6. Install a malware protection program
If you suspect your computer may have the symptoms of a virus, try installing malware removal software such as CleanMyMac X to scan your Mac and remove anything malicious. If the program finds any malware or viruses, it will notify you. To check your Mac, clean, and protect your computer follow these steps:
- Open CleanMyMac X
- Click on Malware Remove under the Protection category
- Run the scanner and remove anything malicious when prompted
7. Avoid getting Flash and Java
Using fake installers, hackers can mask pretend updates to lure people into downloading malware using Java and Flash. Older versions of these tools have been known to spread viruses and malware. For example, the MacDownloader malware was spread using an outdated version of Flash to entice unsuspecting victims to download it onto their computers.
If you can avoid downloading Flash and Java in the first place, you may make yourself less vulnerable to these malware infiltrations.
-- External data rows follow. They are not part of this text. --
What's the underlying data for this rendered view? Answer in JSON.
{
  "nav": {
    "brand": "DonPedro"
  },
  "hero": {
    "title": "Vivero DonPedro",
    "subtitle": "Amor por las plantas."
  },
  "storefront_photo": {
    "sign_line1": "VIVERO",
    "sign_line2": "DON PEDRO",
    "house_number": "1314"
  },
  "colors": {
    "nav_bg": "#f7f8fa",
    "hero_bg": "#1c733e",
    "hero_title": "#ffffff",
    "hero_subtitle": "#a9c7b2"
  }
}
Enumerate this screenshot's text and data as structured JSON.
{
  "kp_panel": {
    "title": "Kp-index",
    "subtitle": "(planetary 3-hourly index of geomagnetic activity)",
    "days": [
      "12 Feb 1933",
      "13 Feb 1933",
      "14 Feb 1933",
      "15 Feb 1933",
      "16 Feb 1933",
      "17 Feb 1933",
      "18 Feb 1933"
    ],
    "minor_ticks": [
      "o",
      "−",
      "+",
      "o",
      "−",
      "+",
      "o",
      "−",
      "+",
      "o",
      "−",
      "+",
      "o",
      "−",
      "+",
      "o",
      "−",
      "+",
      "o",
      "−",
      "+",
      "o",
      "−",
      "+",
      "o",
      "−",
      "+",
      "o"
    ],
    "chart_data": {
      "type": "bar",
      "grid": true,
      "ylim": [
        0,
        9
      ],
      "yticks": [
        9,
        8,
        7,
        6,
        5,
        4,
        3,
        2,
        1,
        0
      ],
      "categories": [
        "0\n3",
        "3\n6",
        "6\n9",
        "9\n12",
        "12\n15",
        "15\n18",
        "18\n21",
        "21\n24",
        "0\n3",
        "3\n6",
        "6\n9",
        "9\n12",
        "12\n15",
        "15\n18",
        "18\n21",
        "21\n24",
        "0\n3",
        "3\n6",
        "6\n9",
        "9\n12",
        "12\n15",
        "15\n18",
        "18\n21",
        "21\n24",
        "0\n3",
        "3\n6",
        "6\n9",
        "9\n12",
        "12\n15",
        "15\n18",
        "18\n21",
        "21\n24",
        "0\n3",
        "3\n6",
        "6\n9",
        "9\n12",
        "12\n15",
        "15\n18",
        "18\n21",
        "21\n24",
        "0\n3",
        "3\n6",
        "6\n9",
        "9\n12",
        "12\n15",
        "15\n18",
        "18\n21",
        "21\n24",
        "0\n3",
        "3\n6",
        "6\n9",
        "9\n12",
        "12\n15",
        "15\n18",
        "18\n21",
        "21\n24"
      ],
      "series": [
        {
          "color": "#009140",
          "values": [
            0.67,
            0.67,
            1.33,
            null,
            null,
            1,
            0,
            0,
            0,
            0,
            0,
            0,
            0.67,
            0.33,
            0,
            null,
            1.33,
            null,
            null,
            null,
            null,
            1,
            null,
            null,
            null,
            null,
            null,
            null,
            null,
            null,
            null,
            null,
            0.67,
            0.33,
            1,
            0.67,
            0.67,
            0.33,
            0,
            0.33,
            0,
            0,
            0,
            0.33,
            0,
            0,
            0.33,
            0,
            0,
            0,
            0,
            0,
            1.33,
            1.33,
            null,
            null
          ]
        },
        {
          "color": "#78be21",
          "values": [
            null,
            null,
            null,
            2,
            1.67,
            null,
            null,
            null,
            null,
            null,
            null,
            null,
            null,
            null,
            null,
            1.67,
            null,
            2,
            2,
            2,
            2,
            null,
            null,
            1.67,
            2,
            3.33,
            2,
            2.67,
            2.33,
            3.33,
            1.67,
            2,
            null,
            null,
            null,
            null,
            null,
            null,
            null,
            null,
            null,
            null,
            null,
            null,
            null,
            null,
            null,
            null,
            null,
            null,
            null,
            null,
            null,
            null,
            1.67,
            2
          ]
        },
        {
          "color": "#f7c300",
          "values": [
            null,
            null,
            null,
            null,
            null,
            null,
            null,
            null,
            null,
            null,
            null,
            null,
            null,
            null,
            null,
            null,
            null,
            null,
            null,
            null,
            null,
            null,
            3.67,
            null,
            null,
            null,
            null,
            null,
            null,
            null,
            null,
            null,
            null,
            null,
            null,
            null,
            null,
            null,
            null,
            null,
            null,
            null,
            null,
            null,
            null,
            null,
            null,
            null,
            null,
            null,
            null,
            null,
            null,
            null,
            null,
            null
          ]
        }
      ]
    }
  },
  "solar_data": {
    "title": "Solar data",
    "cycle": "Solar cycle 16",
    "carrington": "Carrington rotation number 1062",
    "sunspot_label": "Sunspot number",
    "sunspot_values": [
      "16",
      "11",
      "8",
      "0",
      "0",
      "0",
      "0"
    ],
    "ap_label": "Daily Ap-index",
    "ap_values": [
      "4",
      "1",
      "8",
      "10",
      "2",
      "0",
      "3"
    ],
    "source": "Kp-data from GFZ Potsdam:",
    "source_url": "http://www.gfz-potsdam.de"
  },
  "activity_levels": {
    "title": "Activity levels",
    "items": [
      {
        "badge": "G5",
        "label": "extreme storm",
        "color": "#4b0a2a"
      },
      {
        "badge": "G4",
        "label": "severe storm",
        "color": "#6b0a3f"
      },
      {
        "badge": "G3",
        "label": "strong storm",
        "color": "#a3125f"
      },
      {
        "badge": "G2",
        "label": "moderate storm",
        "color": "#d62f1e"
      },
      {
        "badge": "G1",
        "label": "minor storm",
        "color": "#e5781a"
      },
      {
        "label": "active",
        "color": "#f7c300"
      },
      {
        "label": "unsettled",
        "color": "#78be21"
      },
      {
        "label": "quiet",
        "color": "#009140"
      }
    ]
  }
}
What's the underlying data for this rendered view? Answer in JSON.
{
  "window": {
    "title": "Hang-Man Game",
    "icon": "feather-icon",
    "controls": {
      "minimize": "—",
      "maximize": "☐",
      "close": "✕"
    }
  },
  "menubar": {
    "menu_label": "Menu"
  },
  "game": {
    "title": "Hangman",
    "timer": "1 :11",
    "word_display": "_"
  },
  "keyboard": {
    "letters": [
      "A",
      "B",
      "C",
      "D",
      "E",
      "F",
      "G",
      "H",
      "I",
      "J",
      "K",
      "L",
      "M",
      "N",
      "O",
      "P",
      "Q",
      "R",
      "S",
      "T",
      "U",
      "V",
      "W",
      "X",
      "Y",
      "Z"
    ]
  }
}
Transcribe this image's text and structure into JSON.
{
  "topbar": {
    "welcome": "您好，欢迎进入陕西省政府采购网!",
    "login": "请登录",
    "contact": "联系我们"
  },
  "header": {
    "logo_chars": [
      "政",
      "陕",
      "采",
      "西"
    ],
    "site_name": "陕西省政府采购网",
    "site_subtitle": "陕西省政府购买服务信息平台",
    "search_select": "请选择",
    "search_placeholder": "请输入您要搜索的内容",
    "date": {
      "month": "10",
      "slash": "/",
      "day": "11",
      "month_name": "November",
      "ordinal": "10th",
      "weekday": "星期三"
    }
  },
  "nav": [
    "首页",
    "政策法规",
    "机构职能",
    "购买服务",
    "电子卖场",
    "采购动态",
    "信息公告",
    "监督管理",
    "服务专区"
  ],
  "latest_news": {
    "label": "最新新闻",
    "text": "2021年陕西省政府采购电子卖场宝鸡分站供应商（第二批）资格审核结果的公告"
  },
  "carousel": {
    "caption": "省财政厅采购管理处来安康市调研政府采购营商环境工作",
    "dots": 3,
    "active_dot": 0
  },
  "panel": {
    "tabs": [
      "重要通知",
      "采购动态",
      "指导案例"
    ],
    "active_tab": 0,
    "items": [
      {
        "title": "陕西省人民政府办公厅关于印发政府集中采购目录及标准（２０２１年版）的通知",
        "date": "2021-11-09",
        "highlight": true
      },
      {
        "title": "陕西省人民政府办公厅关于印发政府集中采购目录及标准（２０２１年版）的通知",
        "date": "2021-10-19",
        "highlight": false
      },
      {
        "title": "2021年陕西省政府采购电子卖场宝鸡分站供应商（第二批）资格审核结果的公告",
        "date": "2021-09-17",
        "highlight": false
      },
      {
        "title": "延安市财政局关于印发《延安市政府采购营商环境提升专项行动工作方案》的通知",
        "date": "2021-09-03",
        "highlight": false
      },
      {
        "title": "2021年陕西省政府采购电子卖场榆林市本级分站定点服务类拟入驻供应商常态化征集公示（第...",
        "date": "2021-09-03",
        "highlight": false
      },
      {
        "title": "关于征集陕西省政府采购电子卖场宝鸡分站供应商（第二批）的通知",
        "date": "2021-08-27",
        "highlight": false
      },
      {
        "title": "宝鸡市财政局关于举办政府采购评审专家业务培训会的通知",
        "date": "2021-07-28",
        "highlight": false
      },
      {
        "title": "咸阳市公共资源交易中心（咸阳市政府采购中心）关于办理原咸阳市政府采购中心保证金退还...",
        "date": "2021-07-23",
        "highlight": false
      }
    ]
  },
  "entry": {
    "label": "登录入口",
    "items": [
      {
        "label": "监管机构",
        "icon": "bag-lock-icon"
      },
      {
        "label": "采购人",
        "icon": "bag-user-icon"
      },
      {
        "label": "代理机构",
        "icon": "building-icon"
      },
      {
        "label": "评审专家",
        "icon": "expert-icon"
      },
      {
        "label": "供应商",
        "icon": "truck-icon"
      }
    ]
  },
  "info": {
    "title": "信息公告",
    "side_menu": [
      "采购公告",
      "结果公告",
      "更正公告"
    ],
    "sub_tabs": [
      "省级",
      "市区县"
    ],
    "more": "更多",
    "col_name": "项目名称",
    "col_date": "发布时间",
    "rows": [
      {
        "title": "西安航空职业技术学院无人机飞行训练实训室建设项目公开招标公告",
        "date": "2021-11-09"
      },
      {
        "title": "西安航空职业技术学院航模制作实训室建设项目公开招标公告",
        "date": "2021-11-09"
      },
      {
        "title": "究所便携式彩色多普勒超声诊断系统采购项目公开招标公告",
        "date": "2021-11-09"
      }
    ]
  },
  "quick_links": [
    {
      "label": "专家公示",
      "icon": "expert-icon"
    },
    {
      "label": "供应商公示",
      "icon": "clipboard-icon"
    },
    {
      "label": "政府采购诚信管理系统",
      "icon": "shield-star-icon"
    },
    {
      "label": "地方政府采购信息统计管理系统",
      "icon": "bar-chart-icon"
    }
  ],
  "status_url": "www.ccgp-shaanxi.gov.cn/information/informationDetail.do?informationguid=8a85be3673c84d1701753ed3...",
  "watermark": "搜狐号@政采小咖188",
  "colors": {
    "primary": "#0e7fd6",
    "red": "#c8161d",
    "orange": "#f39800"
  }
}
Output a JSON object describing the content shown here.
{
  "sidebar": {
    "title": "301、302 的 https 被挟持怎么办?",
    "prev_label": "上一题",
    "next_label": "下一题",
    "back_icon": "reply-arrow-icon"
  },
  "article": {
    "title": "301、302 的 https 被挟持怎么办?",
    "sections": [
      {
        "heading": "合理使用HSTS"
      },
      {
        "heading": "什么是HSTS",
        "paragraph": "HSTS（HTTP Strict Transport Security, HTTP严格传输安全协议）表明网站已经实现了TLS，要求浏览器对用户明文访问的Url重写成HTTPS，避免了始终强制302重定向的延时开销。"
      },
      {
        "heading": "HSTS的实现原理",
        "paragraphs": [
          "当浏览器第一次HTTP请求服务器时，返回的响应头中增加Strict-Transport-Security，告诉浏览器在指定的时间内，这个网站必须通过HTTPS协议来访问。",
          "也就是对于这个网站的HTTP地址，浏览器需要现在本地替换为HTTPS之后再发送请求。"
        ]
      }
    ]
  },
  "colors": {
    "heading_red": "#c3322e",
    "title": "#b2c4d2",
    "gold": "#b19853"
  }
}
Besides, you probably don’t need Flash anyway — most of the internet now uses HTML5 video which avoids Flash altogether.
8. Keep an up-to-date browser
Lastly, having the latest version of your browser, whether it is Safari, Chrome, or Firefox, will also help with virus protection for your Mac. Updates for Safari are automatically installed with any macOS updates. For Chrome or Firefox updates, you’ll need to manually update when the browser sends out an alert that a newer version is available. Security features that fight malware are usually included in these newer browser versions.
To recap, just following these simple steps will reduce the chances of your computer contracting malware by nearly 90%. It’s great that Macs already come with a lot of default apps and tools that make your computer safer, but getting some extra help is essential too. Best of all, apps like CleanMyMac X and Shimo are available to try free on Setapp for up to seven days. So check Mac today to see what might be going on. Better safe than sorry.